The appellee Anderson ’testified that appellants agreed to build a mill and to start the work of developing water for the mill ■ immediately after the contract was signed. It was admitted by appellants that they were obligated to build a mill if the ore warranted it. They took no steps, after Mitchell refused to give a lease on his undivided half, to clarify the terms of their lease which failed to provide the rate of royalty on ores carrying values between $10 and $15 [Colcott v. Sutherland, 36 N. M. 370, 16 P.(2d) 399], and they failed to offer to build a mill upon the property. There was no offer to do equity. Pugh v. Phelps, 37 N. M. 126, 19 P.(2d) 315. It is apparent that the failure to obtain an option and lease on the Mitchell undivided half interest in the property was a heavy handicap upon appellants’ operations. They were compelled to make expenditures in order to comply with the terms of the lease and option contract, and at the same time they would have been without remedy against their cotenant in so far as being able to compel him to contribute toward the expense of their mining operations or the cost of the building of the mill. Lindley on Mines, supra. It appears that appellants expected to obtain funds from others with which to make the improvements on the mining property. In fact they alleged that, in order to work the properties and mine the same and finance their operation, undisputed possession of the property was indispensable. An undivided one-half interest only is very different from the whole as an asset upon which to obtain money with which to improve a property. And it was not even asserted that appellants would have been able to obtain funds necessary to build the mill, if they *544had so desired, on an undivided half interest alone. As a general rule, specific performance will not be decreed in favor of a plaintiff financially unable to carry out his part of the contract. Taylor v. Santa Fe N. W. Ry. Co., 38 N. M. 457, 34 P.(2d) 1102. All these matters are persuasive that the court’s findings and conclusions are correct, and that it would now be inequitable to allow the claim to be asserted. Algodones Land & Town Co. v. Frank, 21 N. M. 82, 153 P. 1032; Locke v. Murdoch, 20 N. M. 522, 151 P. 298, L. R. A. 1917B, 267; Raton Waterworks Co. v. City of Raton, 22 N. M. 464, 164 P. 826.

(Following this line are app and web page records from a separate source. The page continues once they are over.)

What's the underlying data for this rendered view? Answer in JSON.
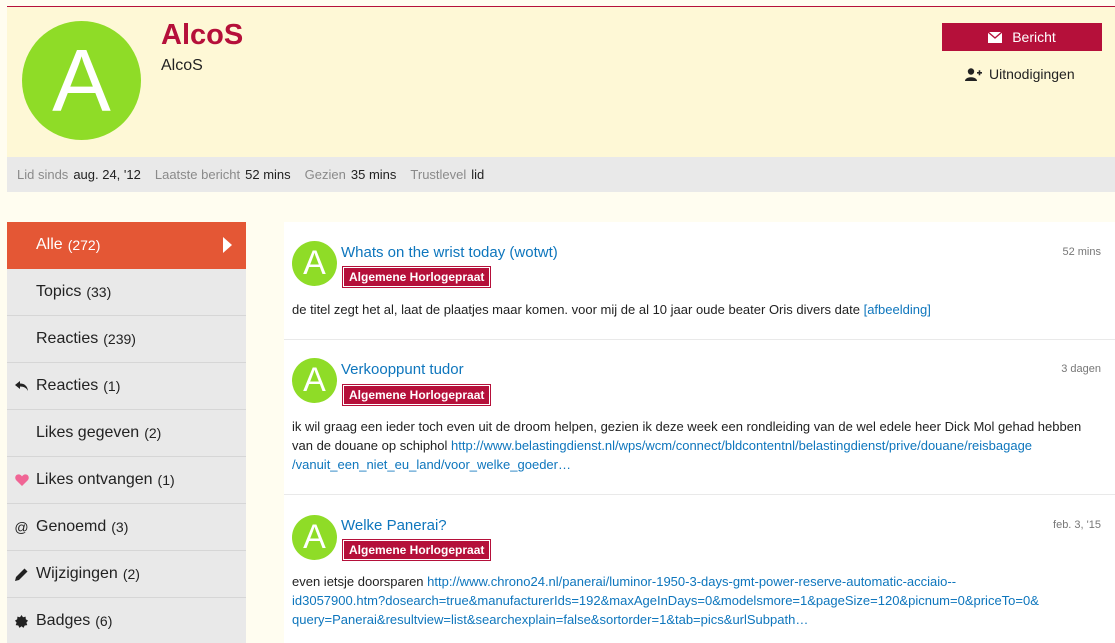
{
  "profile": {
    "avatar_letter": "A",
    "username": "AlcoS",
    "name": "AlcoS",
    "message_button": "Bericht",
    "invites_link": "Uitnodigingen"
  },
  "stats": {
    "member_since_label": "Lid sinds",
    "member_since_value": "aug. 24, '12",
    "last_post_label": "Laatste bericht",
    "last_post_value": "52 mins",
    "seen_label": "Gezien",
    "seen_value": "35 mins",
    "trust_label": "Trustlevel",
    "trust_value": "lid"
  },
  "sidebar": {
    "items": [
      {
        "label": "Alle",
        "count": "(272)",
        "icon": ""
      },
      {
        "label": "Topics",
        "count": "(33)",
        "icon": ""
      },
      {
        "label": "Reacties",
        "count": "(239)",
        "icon": ""
      },
      {
        "label": "Reacties",
        "count": "(1)",
        "icon": "reply-icon"
      },
      {
        "label": "Likes gegeven",
        "count": "(2)",
        "icon": ""
      },
      {
        "label": "Likes ontvangen",
        "count": "(1)",
        "icon": "heart-icon"
      },
      {
        "label": "Genoemd",
        "count": "(3)",
        "icon": "at-icon"
      },
      {
        "label": "Wijzigingen",
        "count": "(2)",
        "icon": "pencil-icon"
      },
      {
        "label": "Badges",
        "count": "(6)",
        "icon": "badge-icon"
      }
    ]
  },
  "posts": [
    {
      "avatar_letter": "A",
      "title": "Whats on the wrist today (wotwt)",
      "time": "52 mins",
      "category": "Algemene Horlogepraat",
      "excerpt_text": "de titel zegt het al, laat de plaatjes maar komen. voor mij de al 10 jaar oude beater Oris divers date ",
      "excerpt_link": "[afbeelding]",
      "excerpt_link2": ""
    },
    {
      "avatar_letter": "A",
      "title": "Verkooppunt tudor",
      "time": "3 dagen",
      "category": "Algemene Horlogepraat",
      "excerpt_text": "ik wil graag een ieder toch even uit de droom helpen, gezien ik deze week een rondleiding van de wel edele heer Dick Mol gehad hebben van de douane op schiphol ",
      "excerpt_link": "http://www.belastingdienst.nl/wps/wcm/connect/bldcontentnl/belastingdienst/prive/douane/reisbagage",
      "excerpt_link2": "/vanuit_een_niet_eu_land/voor_welke_goeder…"
    },
    {
      "avatar_letter": "A",
      "title": "Welke Panerai?",
      "time": "feb. 3, '15",
      "category": "Algemene Horlogepraat",
      "excerpt_text": "even ietsje doorsparen ",
      "excerpt_link": "http://www.chrono24.nl/panerai/luminor-1950-3-days-gmt-power-reserve-automatic-acciaio--",
      "excerpt_link2": "id3057900.htm?dosearch=true&manufacturerIds=192&maxAgeInDays=0&modelsmore=1&pageSize=120&picnum=0&priceTo=0&",
      "excerpt_link3": "query=Panerai&resultview=list&searchexplain=false&sortorder=1&tab=pics&urlSubpath…"
    }
  ],
  "colors": {
    "brand": "#b5103a",
    "active_nav": "#e45735",
    "avatar": "#8fdc27",
    "link": "#0e76bd"
  }
}
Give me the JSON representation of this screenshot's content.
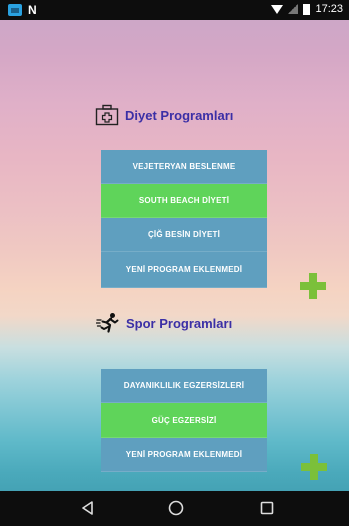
{
  "status_bar": {
    "notification_letter": "N",
    "time": "17:23"
  },
  "diet_section": {
    "title": "Diyet Programları",
    "items": [
      {
        "label": "VEJETERYAN BESLENME",
        "color": "#5f9fbf"
      },
      {
        "label": "SOUTH BEACH DİYETİ",
        "color": "#5fd45a"
      },
      {
        "label": "ÇİĞ BESİN DİYETİ",
        "color": "#5f9fbf"
      },
      {
        "label": "YENİ PROGRAM EKLENMEDİ",
        "color": "#5f9fbf"
      }
    ],
    "add_icon": "plus-icon"
  },
  "sport_section": {
    "title": "Spor Programları",
    "items": [
      {
        "label": "DAYANIKLILIK EGZERSİZLERİ",
        "color": "#5f9fbf"
      },
      {
        "label": "GÜÇ EGZERSİZİ",
        "color": "#5fd45a"
      },
      {
        "label": "YENİ PROGRAM EKLENMEDİ",
        "color": "#5f9fbf"
      }
    ],
    "add_icon": "plus-icon"
  },
  "nav_bar": {
    "back_icon": "back-triangle-icon",
    "home_icon": "home-circle-icon",
    "recents_icon": "recents-square-icon"
  },
  "colors": {
    "accent_text": "#3b2fa6",
    "menu_blue": "#5f9fbf",
    "menu_green": "#5fd45a",
    "plus_green": "#7bc03a"
  }
}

Without more, we hold that the relief was properly refused and the decree should be affirmed, and it is so ordered.

SADLER, C. J., and BICKLEY and ZINN, JJ., concur.

BRICE, J., did not participate.